Between the sixties and the eighties in France, the CERFI group (Centre d’études, de recherches et de formation institutionnelles) stood out for its attempt to bring analytical collective practices developed by institutional psychotherapy to other fields of collective organisation, namely professional and militant ones.
The assumption was that all collective organisations require an analytic militancy – an active work on the subjective and unconscious dimensions of collective processes – in order to guarantee their ability to recognise and support the most various revolutionary processes and to avoid crystallisations of power. From this arises a transversal analytical practice that Félix Guattari, activist, psychoanalyst and co-founder of CERFI, called schizoanalysis.
Schizoanalysis focuses on the operations and functioning of the deeper existential machinisms that traverse the subject: “What are your non-human sexes?” It operates a shift from the individual to the collective, and from systems of enunciation to assemblages of enunciation. As such it is a practice that exceeds the problematic of the individualised subject.

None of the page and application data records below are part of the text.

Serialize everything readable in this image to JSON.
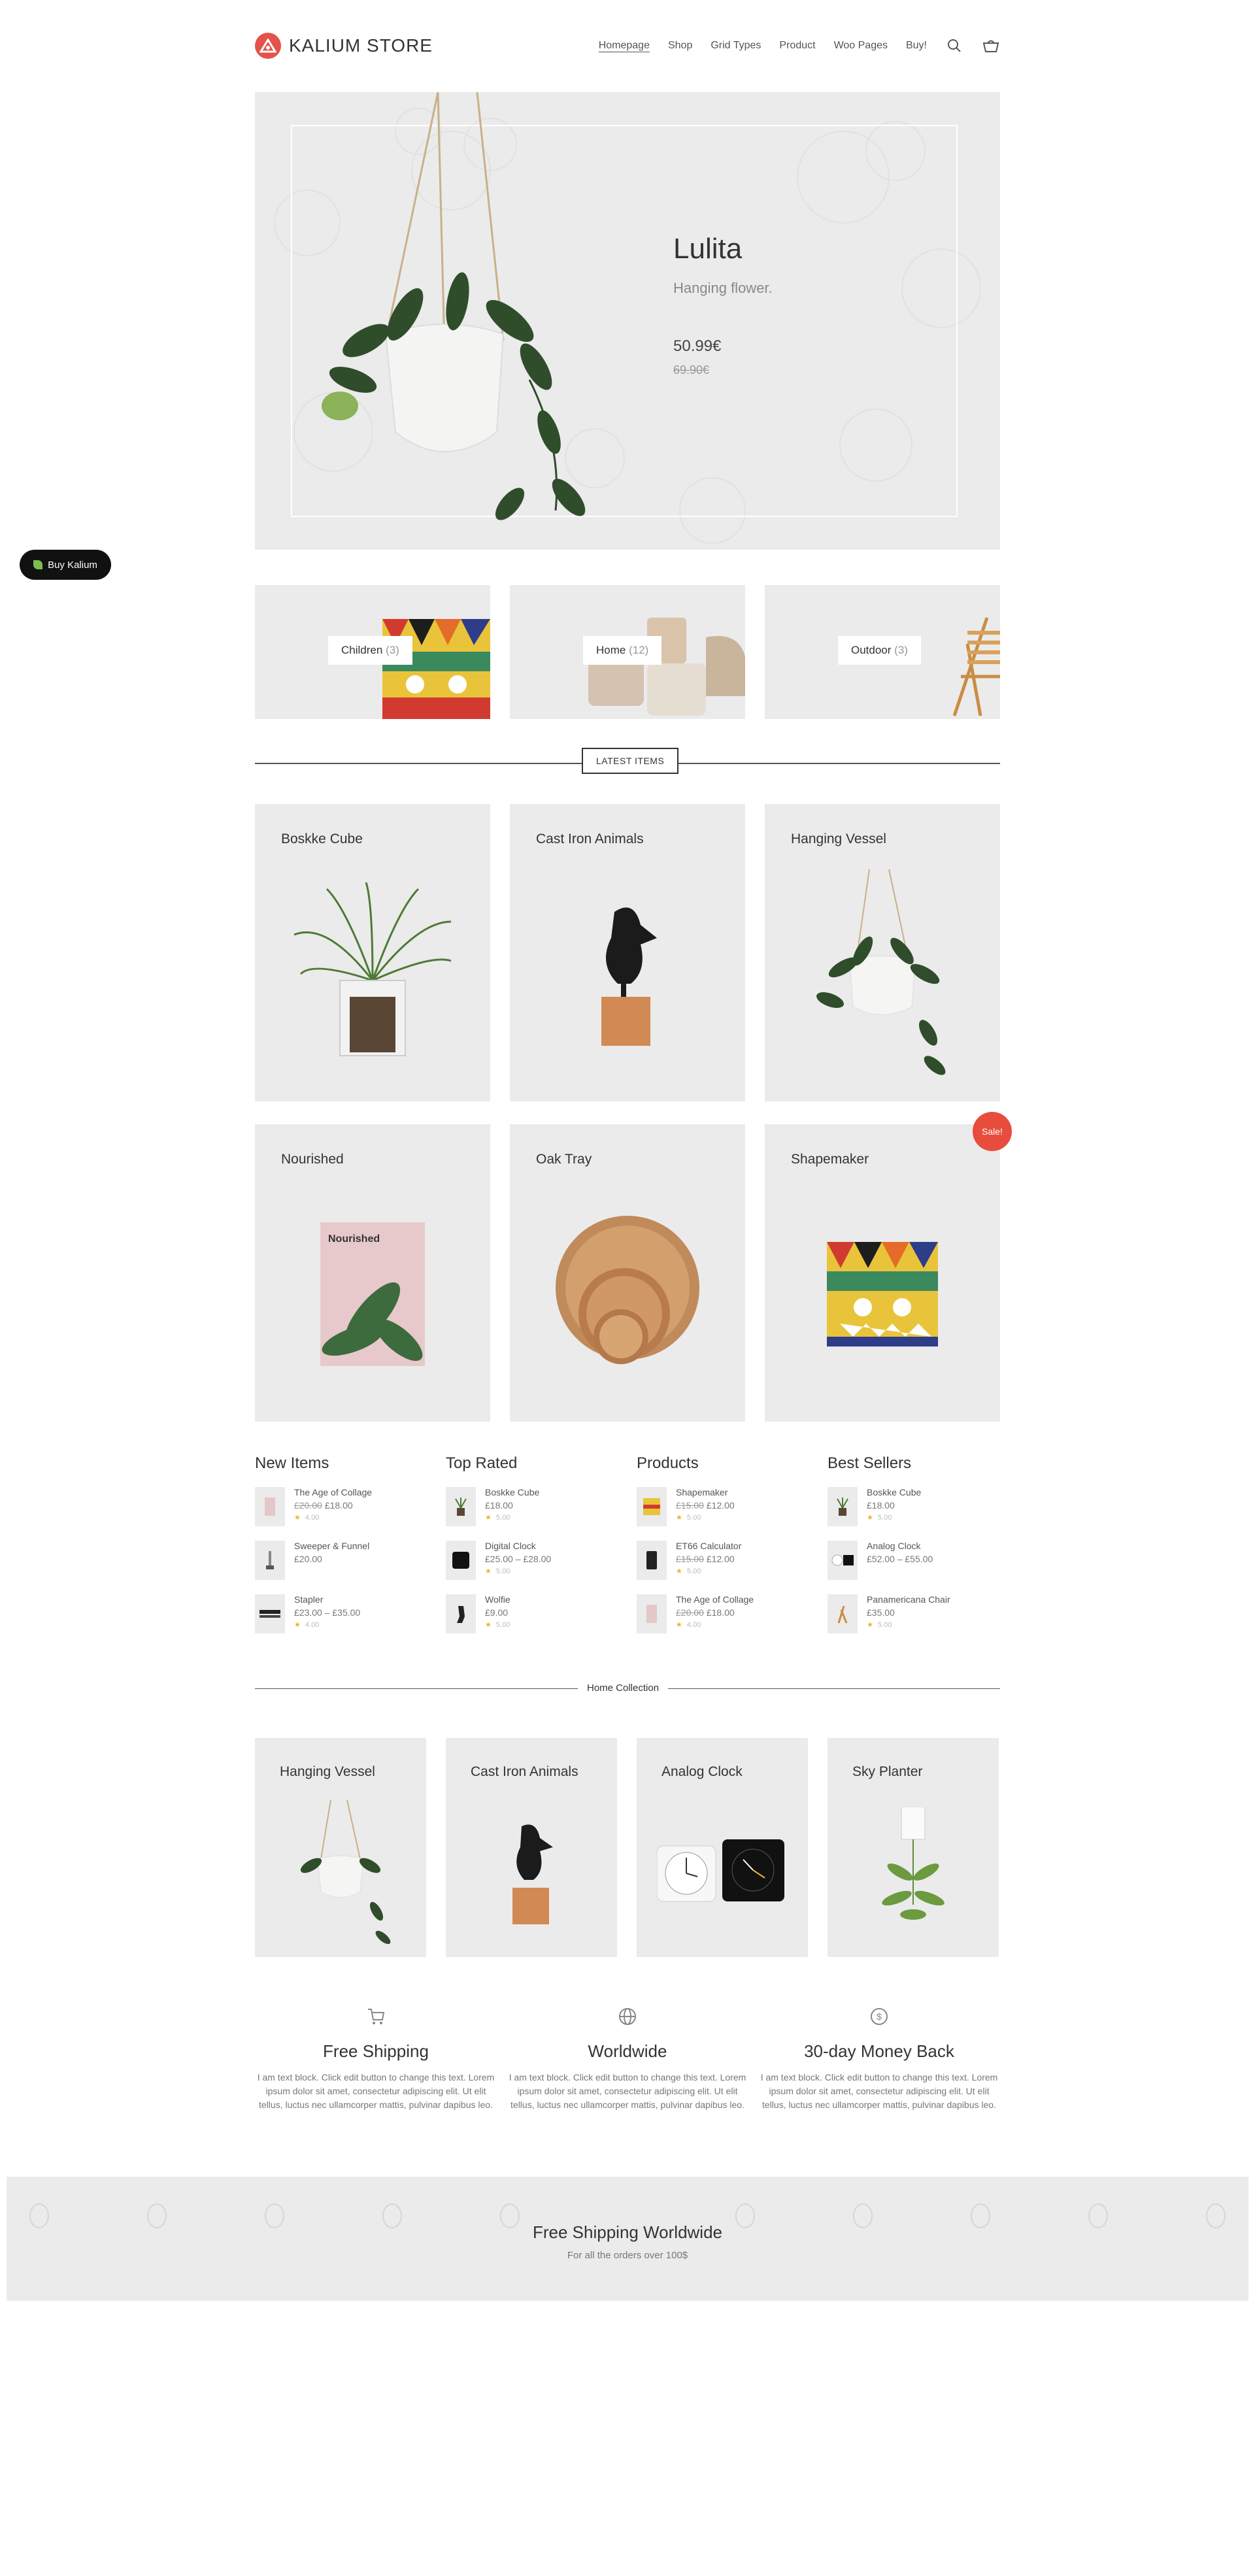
{
  "brand": {
    "name": "KALIUM STORE",
    "accent": "#e4524a"
  },
  "nav": {
    "items": [
      "Homepage",
      "Shop",
      "Grid Types",
      "Product",
      "Woo Pages",
      "Buy!"
    ],
    "search_icon": "search-icon",
    "cart_icon": "basket-icon"
  },
  "hero": {
    "title": "Lulita",
    "subtitle": "Hanging flower.",
    "price": "50.99€",
    "old_price": "69.90€"
  },
  "buy_pill": {
    "label": "Buy Kalium"
  },
  "categories": [
    {
      "name": "Children",
      "count": "(3)"
    },
    {
      "name": "Home",
      "count": "(12)"
    },
    {
      "name": "Outdoor",
      "count": "(3)"
    }
  ],
  "latest": {
    "label": "LATEST ITEMS",
    "products": [
      "Boskke Cube",
      "Cast Iron Animals",
      "Hanging Vessel",
      "Nourished",
      "Oak Tray",
      "Shapemaker"
    ],
    "sale_badge": "Sale!",
    "nourished_cover": "Nourished"
  },
  "widgets": [
    {
      "title": "New Items",
      "items": [
        {
          "name": "The Age of Collage",
          "old": "£20.00",
          "price": "£18.00",
          "rating": "4.00"
        },
        {
          "name": "Sweeper & Funnel",
          "old": "",
          "price": "£20.00",
          "rating": ""
        },
        {
          "name": "Stapler",
          "old": "",
          "price": "£23.00 – £35.00",
          "rating": "4.00"
        }
      ]
    },
    {
      "title": "Top Rated",
      "items": [
        {
          "name": "Boskke Cube",
          "old": "",
          "price": "£18.00",
          "rating": "5.00"
        },
        {
          "name": "Digital Clock",
          "old": "",
          "price": "£25.00 – £28.00",
          "rating": "5.00"
        },
        {
          "name": "Wolfie",
          "old": "",
          "price": "£9.00",
          "rating": "5.00"
        }
      ]
    },
    {
      "title": "Products",
      "items": [
        {
          "name": "Shapemaker",
          "old": "£15.00",
          "price": "£12.00",
          "rating": "5.00"
        },
        {
          "name": "ET66 Calculator",
          "old": "£15.00",
          "price": "£12.00",
          "rating": "5.00"
        },
        {
          "name": "The Age of Collage",
          "old": "£20.00",
          "price": "£18.00",
          "rating": "4.00"
        }
      ]
    },
    {
      "title": "Best Sellers",
      "items": [
        {
          "name": "Boskke Cube",
          "old": "",
          "price": "£18.00",
          "rating": "5.00"
        },
        {
          "name": "Analog Clock",
          "old": "",
          "price": "£52.00 – £55.00",
          "rating": ""
        },
        {
          "name": "Panamericana Chair",
          "old": "",
          "price": "£35.00",
          "rating": "5.00"
        }
      ]
    }
  ],
  "home_collection": {
    "label": "Home Collection",
    "products": [
      "Hanging Vessel",
      "Cast Iron Animals",
      "Analog Clock",
      "Sky Planter"
    ]
  },
  "features": [
    {
      "icon": "shopping-cart-icon",
      "title": "Free Shipping",
      "text": "I am text block. Click edit button to change this text. Lorem ipsum dolor sit amet, consectetur adipiscing elit. Ut elit tellus, luctus nec ullamcorper mattis, pulvinar dapibus leo."
    },
    {
      "icon": "globe-icon",
      "title": "Worldwide",
      "text": "I am text block. Click edit button to change this text. Lorem ipsum dolor sit amet, consectetur adipiscing elit. Ut elit tellus, luctus nec ullamcorper mattis, pulvinar dapibus leo."
    },
    {
      "icon": "dollar-icon",
      "title": "30-day Money Back",
      "text": "I am text block. Click edit button to change this text. Lorem ipsum dolor sit amet, consectetur adipiscing elit. Ut elit tellus, luctus nec ullamcorper mattis, pulvinar dapibus leo."
    }
  ],
  "banner": {
    "title": "Free Shipping Worldwide",
    "subtitle": "For all the orders over 100$"
  }
}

In its attempt to explore a new type of analytical militancy, CERFI was principally dedicated to the programming of collective facilities (such as schools, day-care centres or clinics) as well as to the creation of popular programming teams. It also engaged in a fertile editorial activity with the publication of the journal Recherches (49 issues, 1966-1982), whose themes covered Third World revolutionary struggles, pedagogy and primary school education, architecture and psychiatry, childcare, reproductive work, sexual liberation, among many other topics, always insisting on giving voice to those with lived experience rather than that of the “expert” perspectives.

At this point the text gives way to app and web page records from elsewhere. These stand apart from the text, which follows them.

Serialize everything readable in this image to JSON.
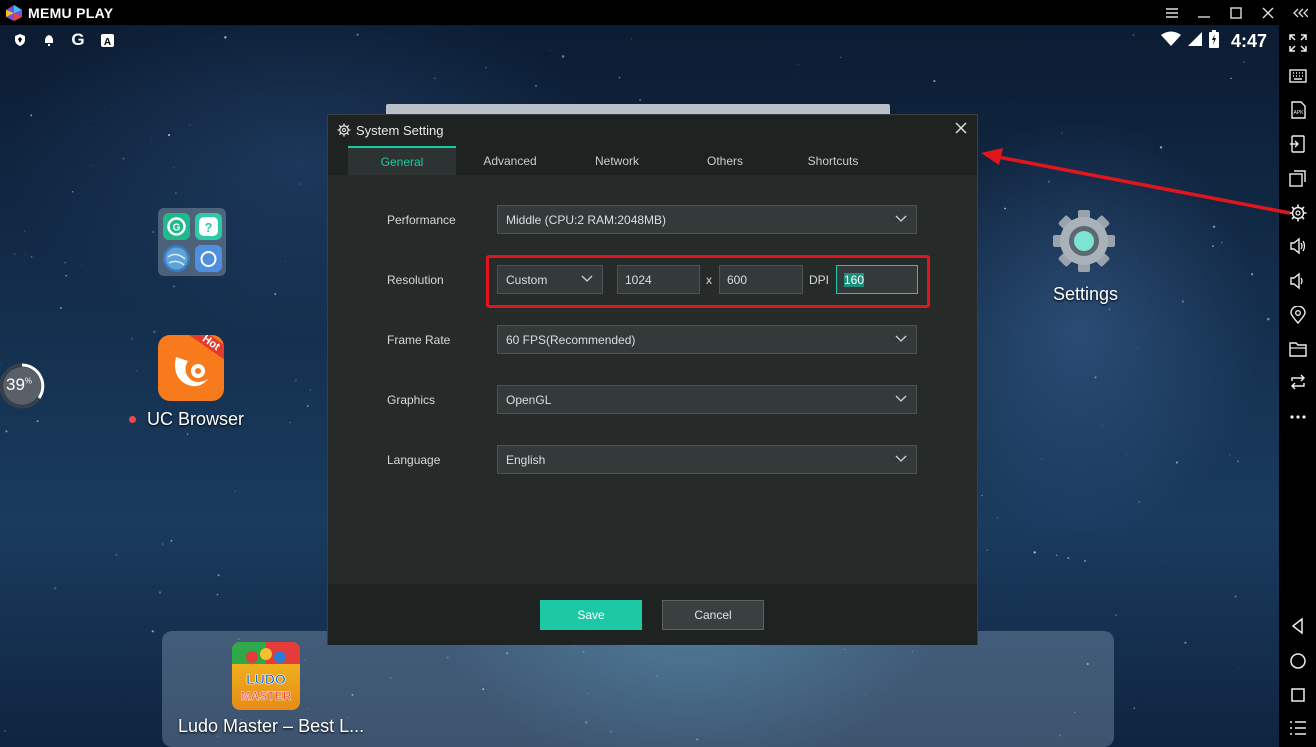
{
  "app": {
    "name": "MEMU PLAY"
  },
  "status_bar": {
    "time": "4:47"
  },
  "desktop": {
    "progress_value": "39",
    "progress_unit": "%",
    "apps": [
      {
        "label": "UC Browser",
        "badge": "Hot"
      },
      {
        "label": "Settings"
      },
      {
        "label": "Ludo Master – Best L..."
      }
    ],
    "ludo_icon_text": [
      "LUDO",
      "MASTER"
    ]
  },
  "dialog": {
    "title": "System Setting",
    "tabs": [
      "General",
      "Advanced",
      "Network",
      "Others",
      "Shortcuts"
    ],
    "active_tab": "General",
    "rows": {
      "performance": {
        "label": "Performance",
        "value": "Middle (CPU:2 RAM:2048MB)"
      },
      "resolution": {
        "label": "Resolution",
        "preset": "Custom",
        "width": "1024",
        "separator": "x",
        "height": "600",
        "dpi_label": "DPI",
        "dpi": "160"
      },
      "frame_rate": {
        "label": "Frame Rate",
        "value": "60 FPS(Recommended)"
      },
      "graphics": {
        "label": "Graphics",
        "value": "OpenGL"
      },
      "language": {
        "label": "Language",
        "value": "English"
      }
    },
    "buttons": {
      "save": "Save",
      "cancel": "Cancel"
    }
  },
  "colors": {
    "accent": "#1dc9a4",
    "highlight_red": "#e1161d",
    "dialog_bg": "#262b2a"
  }
}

The richness of CERFI’s experimentation, both conceptual and social, points to alternative horizons of militancy in which the unconscious dimension of collective processes is taken into account. It is this practice, which brings analysis to the centre of political struggle, that the seminar proposes to discuss.
How to attend this seminar
We welcome you to join us online on Wednesday 26 April 2023 at 12pm.
This seminar is free to attend with no need to register in advance.
Susana Caló is a researcher in philosophy, post-war histories of psychiatry, semiotics, and social movements. She received a doctorate from the Centre for Research in Modern Contemporary Philosophy (CRMEP) with a reconstruction of the politics of language and semiotics drawing on the work of activist and psychoanalyst Félix Guattari. Prior to this, she has worked in the field of cognitive science and developmental psychology at research centres in Portugal and the United Kingdom. Her current research is dedicated to bringing about neglected post-war histories of psychiatry in their intersections with wider social-political and urban struggles, and the social and political life of concepts of post-war French thought.
Godofredo Pereira is an architect and researcher. He is the head of graduate program for Environmental Architecture at the Royal College of Art (RCA), London. Prior to joining the RCA, he taught urban design at the Bartlett School of Architecture. He received a doctorate from the Centre for Research Architecture at Goldsmiths University London and was a member of Forensic Architecture where he led the Atacama Desert project. For the past decade, Pereira has been conducting research, publishing, and exhibiting on environmental architecture, territorial politics, and collective equipment. Recent exhibits include The Ends of the World, with the Lithium Triangle studio, at the Het Nieuwe Instituut, Rotterdam, and Last Evenings on Earth at Sharjah Architecture Triennial, United Arab Emirates. He is a coinvestigator on the project “Scales of Climate Justice” with funding from the British Academy and is working on the publication of Ex-Humus: Territorial Politics in the Underground Frontier.